ENTRIES SHOWN: Begin

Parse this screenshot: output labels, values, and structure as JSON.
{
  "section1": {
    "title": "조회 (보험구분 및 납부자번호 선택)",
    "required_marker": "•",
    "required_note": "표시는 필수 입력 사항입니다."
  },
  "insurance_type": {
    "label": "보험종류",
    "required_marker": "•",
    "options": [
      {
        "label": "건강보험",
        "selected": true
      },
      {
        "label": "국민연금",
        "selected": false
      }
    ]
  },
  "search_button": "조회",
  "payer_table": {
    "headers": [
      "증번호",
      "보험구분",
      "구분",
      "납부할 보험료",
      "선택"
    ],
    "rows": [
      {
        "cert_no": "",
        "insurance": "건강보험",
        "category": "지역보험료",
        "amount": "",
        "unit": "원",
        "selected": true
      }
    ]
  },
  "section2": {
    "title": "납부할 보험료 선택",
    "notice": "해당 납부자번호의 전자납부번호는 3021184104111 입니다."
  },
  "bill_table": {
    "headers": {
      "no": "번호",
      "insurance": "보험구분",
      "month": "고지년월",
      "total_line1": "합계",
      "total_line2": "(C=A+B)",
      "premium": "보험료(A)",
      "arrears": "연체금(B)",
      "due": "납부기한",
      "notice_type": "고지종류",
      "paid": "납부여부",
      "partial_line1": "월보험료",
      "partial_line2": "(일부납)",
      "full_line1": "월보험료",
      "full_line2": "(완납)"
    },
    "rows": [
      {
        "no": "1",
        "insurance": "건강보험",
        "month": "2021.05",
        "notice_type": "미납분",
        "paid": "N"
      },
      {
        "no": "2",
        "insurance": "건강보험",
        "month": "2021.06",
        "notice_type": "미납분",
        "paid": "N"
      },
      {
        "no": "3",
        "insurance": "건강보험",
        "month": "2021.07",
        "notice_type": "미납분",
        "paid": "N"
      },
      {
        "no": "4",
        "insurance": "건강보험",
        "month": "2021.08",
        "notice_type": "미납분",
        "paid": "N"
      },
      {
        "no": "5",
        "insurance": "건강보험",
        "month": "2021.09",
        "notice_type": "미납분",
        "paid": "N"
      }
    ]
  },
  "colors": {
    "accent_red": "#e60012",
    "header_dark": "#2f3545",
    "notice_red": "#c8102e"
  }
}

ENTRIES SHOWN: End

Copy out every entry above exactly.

Parse this screenshot: output labels, values, and structure as JSON.
{
  "section1": {
    "title": "조회 (보험구분 및 납부자번호 선택)",
    "required_marker": "•",
    "required_note": "표시는 필수 입력 사항입니다."
  },
  "insurance_type": {
    "label": "보험종류",
    "required_marker": "•",
    "options": [
      {
        "label": "건강보험",
        "selected": true
      },
      {
        "label": "국민연금",
        "selected": false
      }
    ]
  },
  "search_button": "조회",
  "payer_table": {
    "headers": [
      "증번호",
      "보험구분",
      "구분",
      "납부할 보험료",
      "선택"
    ],
    "rows": [
      {
        "cert_no": "",
        "insurance": "건강보험",
        "category": "지역보험료",
        "amount": "",
        "unit": "원",
        "selected": true
      }
    ]
  },
  "section2": {
    "title": "납부할 보험료 선택",
    "notice": "해당 납부자번호의 전자납부번호는 3021184104111 입니다."
  },
  "bill_table": {
    "headers": {
      "no": "번호",
      "insurance": "보험구분",
      "month": "고지년월",
      "total_line1": "합계",
      "total_line2": "(C=A+B)",
      "premium": "보험료(A)",
      "arrears": "연체금(B)",
      "due": "납부기한",
      "notice_type": "고지종류",
      "paid": "납부여부",
      "partial_line1": "월보험료",
      "partial_line2": "(일부납)",
      "full_line1": "월보험료",
      "full_line2": "(완납)"
    },
    "rows": [
      {
        "no": "1",
        "insurance": "건강보험",
        "month": "2021.05",
        "notice_type": "미납분",
        "paid": "N"
      },
      {
        "no": "2",
        "insurance": "건강보험",
        "month": "2021.06",
        "notice_type": "미납분",
        "paid": "N"
      },
      {
        "no": "3",
        "insurance": "건강보험",
        "month": "2021.07",
        "notice_type": "미납분",
        "paid": "N"
      },
      {
        "no": "4",
        "insurance": "건강보험",
        "month": "2021.08",
        "notice_type": "미납분",
        "paid": "N"
      },
      {
        "no": "5",
        "insurance": "건강보험",
        "month": "2021.09",
        "notice_type": "미납분",
        "paid": "N"
      }
    ]
  },
  "colors": {
    "accent_red": "#e60012",
    "header_dark": "#2f3545",
    "notice_red": "#c8102e"
  }
}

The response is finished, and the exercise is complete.